dum potuit, solita gemitum virtute repressit
- until he slowly became more and more anguished and bloodied as he tried to tear it off. Full marks to all concerned for the way in which the scene is carried off.
I have not yet mentioned the quality of the contribution of Mark Tucker as Mercurio (Mercury) and as the spirit of Laomedonte; let me do so now. This is another singer who surely deserves a larger part.
The direction of the camera-work contributes greatly to the success of this recording. The picture quality is excellent, especially if played on an HD-ready television with up-scaling. The images are sharp, there is no motion blur and the colours are striking and life-like. The sound, played in stereo via the television, is more than adequate. Heard via a good audio system it’s of CD quality. Some of the voices sound a little backward when the singer is at the rear of the stage - for example, Venere in Act I, Scene 3 (DVD1, track 6) and Giunone in the following track/scene - but this is not a major problem and it is inevitable in a live recording. I am currently considering converting to Blu-ray, in which form this recording is also available, preferably via a deck which plays SACDs, but recordings of this quality prove that DVD is not dead yet.
The notes in the booklet are very helpful in setting the opera in context. There is a useful illustrated 10-minute synopsis on the first DVD, but it would have been more helpful also to have had a printed synopsis in the booklet; you can find one on the web, linked to this Opus Arte recording,
. A little classical knowledge would help, too: I had to think how, as Juno claims in Act I, scene 3 (DVD1, tr.7) Hercules had offended her before he was born. (She tried to prevent his birth because he was one of the many offspring of her philanedring husband Jupiter, then she sent two snakes to kill him in his cradle; he choked them both with his bare infant hands. We shall be reminded of this later in the opera, but in a manner which, as I have said, is rather grotesque.)

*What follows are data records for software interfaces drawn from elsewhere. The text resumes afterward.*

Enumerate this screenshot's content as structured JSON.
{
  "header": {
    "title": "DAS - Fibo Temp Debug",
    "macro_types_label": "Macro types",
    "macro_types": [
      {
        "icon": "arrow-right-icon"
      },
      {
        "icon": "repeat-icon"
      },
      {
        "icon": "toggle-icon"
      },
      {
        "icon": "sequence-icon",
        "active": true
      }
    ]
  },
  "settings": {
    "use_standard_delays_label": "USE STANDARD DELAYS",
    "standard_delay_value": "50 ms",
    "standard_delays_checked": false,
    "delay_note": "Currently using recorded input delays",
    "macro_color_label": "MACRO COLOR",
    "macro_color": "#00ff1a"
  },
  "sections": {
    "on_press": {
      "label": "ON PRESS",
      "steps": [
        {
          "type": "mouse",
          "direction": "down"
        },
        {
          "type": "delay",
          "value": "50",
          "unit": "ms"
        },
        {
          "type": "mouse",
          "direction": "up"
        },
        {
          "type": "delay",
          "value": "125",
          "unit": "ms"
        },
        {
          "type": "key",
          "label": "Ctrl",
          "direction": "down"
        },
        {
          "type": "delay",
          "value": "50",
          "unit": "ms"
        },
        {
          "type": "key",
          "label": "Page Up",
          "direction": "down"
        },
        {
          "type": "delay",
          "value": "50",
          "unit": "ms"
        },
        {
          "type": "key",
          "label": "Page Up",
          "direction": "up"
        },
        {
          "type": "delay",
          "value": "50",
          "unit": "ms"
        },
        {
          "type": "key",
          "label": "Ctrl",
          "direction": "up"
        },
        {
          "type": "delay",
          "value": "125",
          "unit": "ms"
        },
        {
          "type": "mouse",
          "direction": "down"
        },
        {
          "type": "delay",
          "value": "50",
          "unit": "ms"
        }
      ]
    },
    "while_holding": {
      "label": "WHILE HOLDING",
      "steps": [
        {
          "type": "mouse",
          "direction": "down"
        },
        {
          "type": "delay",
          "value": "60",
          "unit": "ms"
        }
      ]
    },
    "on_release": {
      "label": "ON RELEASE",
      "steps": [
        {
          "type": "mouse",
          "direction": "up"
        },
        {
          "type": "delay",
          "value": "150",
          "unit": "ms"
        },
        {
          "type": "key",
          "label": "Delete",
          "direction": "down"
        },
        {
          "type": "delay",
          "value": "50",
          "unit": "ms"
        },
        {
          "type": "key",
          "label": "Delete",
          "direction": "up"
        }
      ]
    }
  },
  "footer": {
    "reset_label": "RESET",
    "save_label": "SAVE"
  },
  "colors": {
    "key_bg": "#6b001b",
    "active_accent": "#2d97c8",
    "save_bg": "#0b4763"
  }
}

If, like me, you prefer to have both the Italian and a translation in front of you - will it ever be possible for sub-titles to do both simultaneously? - you can print out the Italian libretto from the web.
If you are looking to expand your experience of Cavalli - and why not? - there is a Naxos recording of his opera
Gli Amori di Apollo e Dafne
(8.660178/8) to which Robert Hugill gave a mixed review, and another Naxos CD of arias (8.557746), which Johan van Veen broadly welcomed as did Robert Hugill. Having listened to the aria CD on the Naxos Music Library, I find myself in total agreement with those reviews. My personal contribution is to reiterate my recommendation of the two CDs of sacred music which I mentioned above, on Hyperion Helios and Dynamic. More to the point of the current exercise, the DVD production of
is at least the equal of any of these - indeed, only the Hyperion performance of the
equals it in performance terms and cannot contend with the visual excellence of the Opus Arte DVDs.
-- Brian Wilson, MusicWeb International